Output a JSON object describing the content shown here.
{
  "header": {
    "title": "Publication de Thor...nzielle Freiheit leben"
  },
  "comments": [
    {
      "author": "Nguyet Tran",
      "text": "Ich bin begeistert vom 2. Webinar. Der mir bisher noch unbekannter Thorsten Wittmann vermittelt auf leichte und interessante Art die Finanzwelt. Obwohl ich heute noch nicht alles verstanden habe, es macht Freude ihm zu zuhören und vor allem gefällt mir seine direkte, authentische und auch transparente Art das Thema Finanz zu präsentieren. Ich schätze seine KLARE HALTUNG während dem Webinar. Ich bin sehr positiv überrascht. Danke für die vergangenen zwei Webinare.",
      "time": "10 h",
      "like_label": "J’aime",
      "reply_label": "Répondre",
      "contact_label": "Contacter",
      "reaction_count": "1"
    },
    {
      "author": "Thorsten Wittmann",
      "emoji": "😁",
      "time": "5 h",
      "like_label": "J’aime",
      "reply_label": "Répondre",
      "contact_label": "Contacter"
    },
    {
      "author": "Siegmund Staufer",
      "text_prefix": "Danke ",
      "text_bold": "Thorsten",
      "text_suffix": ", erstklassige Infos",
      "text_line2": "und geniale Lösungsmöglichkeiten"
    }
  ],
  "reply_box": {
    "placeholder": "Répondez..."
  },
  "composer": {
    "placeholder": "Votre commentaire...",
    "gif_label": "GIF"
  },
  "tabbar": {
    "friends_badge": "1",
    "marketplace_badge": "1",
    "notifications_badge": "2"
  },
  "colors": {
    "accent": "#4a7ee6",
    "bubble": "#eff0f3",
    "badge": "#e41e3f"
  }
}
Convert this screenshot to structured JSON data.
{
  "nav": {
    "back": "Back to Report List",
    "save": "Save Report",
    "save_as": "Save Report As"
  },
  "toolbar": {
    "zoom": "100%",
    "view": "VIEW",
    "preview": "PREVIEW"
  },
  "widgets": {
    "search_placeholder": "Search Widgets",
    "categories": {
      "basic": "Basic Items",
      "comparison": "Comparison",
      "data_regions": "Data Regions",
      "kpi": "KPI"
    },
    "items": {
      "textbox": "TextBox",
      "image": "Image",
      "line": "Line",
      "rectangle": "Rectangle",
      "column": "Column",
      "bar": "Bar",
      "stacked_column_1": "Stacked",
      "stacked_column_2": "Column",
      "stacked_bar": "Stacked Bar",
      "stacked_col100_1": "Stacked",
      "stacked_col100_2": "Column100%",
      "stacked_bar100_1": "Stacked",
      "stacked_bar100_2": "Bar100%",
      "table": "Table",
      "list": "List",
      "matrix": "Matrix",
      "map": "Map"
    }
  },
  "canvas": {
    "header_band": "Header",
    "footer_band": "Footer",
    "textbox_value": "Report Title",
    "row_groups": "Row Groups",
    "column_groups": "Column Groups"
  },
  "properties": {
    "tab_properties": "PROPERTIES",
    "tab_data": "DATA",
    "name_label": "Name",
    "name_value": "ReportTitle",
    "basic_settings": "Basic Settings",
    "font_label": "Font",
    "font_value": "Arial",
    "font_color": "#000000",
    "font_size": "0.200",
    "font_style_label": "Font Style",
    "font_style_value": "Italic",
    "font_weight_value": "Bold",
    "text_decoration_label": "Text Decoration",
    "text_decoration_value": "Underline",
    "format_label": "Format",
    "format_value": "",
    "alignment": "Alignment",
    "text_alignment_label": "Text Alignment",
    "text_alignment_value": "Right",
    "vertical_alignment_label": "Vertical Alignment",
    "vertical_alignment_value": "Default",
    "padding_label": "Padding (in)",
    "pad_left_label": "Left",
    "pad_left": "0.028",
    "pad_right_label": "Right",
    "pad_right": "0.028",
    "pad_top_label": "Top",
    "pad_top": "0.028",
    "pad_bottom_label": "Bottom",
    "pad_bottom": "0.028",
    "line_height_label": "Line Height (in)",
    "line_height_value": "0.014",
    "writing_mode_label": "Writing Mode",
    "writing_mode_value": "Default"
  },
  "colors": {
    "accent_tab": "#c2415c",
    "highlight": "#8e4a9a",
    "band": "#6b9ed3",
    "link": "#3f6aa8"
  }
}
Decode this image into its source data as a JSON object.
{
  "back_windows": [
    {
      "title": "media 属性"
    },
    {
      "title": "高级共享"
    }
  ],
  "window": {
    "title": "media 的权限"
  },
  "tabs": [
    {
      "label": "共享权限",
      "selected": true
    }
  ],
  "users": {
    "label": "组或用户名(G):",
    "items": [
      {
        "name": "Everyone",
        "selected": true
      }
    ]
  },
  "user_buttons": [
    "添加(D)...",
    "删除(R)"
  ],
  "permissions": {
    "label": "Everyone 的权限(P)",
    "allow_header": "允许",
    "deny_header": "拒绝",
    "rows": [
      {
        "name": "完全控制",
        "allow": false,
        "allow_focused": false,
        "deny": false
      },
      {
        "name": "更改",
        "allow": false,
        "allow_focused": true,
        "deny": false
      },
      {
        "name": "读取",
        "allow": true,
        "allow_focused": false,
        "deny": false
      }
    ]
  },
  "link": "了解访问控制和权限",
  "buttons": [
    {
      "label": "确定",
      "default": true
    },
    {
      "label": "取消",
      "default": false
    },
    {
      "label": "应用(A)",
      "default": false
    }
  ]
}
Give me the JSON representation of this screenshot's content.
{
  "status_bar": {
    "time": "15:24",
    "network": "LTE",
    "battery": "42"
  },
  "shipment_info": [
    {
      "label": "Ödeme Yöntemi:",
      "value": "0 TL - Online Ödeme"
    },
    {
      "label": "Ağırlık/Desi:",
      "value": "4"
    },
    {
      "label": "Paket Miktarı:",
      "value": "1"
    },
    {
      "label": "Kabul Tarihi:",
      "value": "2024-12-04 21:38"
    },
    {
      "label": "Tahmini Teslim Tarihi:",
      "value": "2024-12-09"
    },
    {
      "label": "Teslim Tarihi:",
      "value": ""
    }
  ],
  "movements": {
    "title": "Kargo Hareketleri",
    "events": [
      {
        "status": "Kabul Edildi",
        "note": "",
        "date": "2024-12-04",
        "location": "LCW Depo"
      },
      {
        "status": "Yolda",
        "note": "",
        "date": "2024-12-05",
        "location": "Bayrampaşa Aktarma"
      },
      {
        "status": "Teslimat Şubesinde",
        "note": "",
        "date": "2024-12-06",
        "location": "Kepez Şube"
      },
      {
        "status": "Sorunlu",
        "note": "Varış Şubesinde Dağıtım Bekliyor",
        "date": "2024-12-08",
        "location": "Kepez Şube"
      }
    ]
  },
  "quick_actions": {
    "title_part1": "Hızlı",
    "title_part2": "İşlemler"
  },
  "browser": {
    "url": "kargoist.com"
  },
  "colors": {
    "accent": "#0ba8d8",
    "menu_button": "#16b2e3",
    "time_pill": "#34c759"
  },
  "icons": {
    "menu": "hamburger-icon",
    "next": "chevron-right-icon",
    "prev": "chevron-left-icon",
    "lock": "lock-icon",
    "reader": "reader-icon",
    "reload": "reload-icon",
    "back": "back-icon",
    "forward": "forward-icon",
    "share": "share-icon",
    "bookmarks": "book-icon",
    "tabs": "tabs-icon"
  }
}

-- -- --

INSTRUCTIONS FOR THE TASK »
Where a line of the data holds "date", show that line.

TASK RESULT »
        "date": "2024-12-04",
        "date": "2024-12-05",
        "date": "2024-12-06",
        "date": "2024-12-08",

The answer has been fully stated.